“For most Catholics, the developments put in motion by the council are part of the church’s daily life. But what they are experiencing is not the great new beginning nor the springtime of the church, which were expected at that time, but rather a church that has a wintery look, and shows clear signs of crisis.”

This is contra to the prevailing mantra from the JPII era that we are experiencing a 'new springtime" and a candid admission that there is in fact a crisis, despite the fact that some, such as Cardinal Timothy Dolan, continue to deny this plain truth. This simple admission of fact, that the Church is in crisis and is not experiencing the promised post-conciliar springtime, is of considerable importance in moving forward, and whatever else we may think of Kasper, I appreciate his sincerity here.
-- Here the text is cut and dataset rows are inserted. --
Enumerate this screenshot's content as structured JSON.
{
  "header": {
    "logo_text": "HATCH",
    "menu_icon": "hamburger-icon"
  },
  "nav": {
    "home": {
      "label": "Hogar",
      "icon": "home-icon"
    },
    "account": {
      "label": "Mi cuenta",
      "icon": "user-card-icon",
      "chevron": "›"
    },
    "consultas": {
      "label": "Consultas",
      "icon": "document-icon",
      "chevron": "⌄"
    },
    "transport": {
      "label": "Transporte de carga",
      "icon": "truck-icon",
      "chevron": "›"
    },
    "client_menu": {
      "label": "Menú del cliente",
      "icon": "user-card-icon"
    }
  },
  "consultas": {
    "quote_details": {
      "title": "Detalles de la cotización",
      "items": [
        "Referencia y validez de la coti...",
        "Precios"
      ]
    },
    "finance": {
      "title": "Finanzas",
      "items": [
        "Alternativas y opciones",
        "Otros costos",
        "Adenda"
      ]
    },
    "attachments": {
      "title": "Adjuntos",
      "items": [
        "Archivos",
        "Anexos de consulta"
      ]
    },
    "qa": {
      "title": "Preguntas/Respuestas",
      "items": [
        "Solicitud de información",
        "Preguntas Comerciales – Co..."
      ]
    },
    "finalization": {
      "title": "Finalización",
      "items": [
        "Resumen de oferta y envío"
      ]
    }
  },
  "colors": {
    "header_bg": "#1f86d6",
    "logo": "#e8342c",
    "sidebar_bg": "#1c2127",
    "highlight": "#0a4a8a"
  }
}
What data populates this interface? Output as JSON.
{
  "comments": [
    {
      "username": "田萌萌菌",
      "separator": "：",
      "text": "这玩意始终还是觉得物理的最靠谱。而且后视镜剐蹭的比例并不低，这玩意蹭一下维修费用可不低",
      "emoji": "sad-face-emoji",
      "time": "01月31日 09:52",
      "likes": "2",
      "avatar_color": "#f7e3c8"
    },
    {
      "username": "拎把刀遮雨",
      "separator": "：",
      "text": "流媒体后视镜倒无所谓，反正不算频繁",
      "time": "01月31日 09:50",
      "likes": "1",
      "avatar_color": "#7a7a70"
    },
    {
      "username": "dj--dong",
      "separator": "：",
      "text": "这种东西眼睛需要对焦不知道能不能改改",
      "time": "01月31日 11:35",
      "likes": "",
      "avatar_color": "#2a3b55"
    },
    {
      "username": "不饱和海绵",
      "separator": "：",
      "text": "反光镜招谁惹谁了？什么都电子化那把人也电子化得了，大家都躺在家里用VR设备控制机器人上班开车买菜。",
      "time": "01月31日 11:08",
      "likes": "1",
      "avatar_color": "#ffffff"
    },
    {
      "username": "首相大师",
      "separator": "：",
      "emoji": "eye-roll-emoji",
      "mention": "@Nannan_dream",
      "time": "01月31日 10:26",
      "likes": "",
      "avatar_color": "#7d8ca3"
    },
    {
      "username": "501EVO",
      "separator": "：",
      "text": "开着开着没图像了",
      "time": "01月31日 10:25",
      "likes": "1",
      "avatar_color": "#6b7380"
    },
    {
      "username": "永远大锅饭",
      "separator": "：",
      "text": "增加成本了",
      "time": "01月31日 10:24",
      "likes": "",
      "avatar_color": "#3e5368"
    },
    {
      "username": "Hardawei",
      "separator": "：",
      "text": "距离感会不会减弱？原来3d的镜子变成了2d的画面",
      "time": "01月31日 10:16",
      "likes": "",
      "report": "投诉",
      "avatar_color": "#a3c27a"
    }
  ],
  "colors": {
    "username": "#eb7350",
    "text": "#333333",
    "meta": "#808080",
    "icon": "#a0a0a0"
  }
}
Speaking of the confusion that ensued after the Council, Kasper said:

"For those who know the story of the twenty councils recognized as ecumenical, this [the state of confusion] will not be a surprise.The post-conciliar times were almost always turbulent. The[Second] Vatican, however, is a special case."

This important admission, which I have also stated elsewhere, really debunks the conservative Catholic talking-point that what we are experiencing in the modern Church is normal, since there is 'always confusion after a Council.' That may be true, but Kasper notes that the confusion that followed Vatican II is "a special case", different from the turbulence of previous periods. This, too, is a point that is often made by Traditionalists, who see in the Second Vatican Council not just another ecclesial event with the standard level of confusion after the fact, but rather a new kind of ecclesial event that cannot be so easily classed alongside the Councils of the past.

Cardinal Kasper affirms the positions of Michael Davies, Lefebvre and the Traditionalists? These are strange times, indeed.

There is a paraphrase of Kasper's comments here, or you can read the original through Google translate at this blog. As of yet, the L'Osservatore Romano Englsih site has not posted the articles from the previous week, but I will link it up when it becomes available.

1 comment:

  1. This was great analysis of some very illuminating comments. However, I would like to point out one point about the ambiguity issue. A common Traditionalist position is that the ambiguities are essential parts of the documents themselves. This itself seems to be borne out by the Cardinal's comments. However, the second part of that common Traditionalist position is that the ambiguities themselves invalidate the documents wherever they CAN be misconstrued (or "poorly implemented" per your take of Conservatives).

    However, my own analysis on these ambiguities is as follows: 1) They WERE put in intentionally. 2) They were put in by the Progressives to get THEIR (often heretical) interpretation into the documents themselves. 3) The Progressives have used, are using, and will use THEIR interpretations to create and sustain the Spirit of Vatican II. 4) The non-Progressives let the ambiguities into the documents in the spirit of compromise. 5) The non-Progressives knew then and know now, as explained by Pope Benedict, that all teachings must be interpreted in a hermeneutic of continuity. 6) Thus, a heretical interpretation of an ambiguity in a Council document is an INVALID interpretation, and, no matter how much used, carries NO WEIGHT.

    I see the ambiguities making it into the document as being the Progressive's version of a "Hail Mary" pass--and once the ambiguities made it in, the Progressives thought they had changed Church teaching. (They certainly act that way now.) However, the non-Progressives knew that ambiguities could go in, but only consistent, continuous doctrine could come out, thanks to the action of the Holy Spirit. Therefore, the Progressives goal was thwarted by the very means they used to try to accomplish it. Therefore, nothing invalid or contradictory can be read into the ambiguities, even if the ambiguities were intentionally placed into the documents.

    Now, whether letting in the ambiguities just to get documents passed is ever a good PRUDENTIAL move, well, let's say time has proven that it was NOT.

    Michael Val
    (who hasn't read every document of VII, and it's been a while since he has read those he did)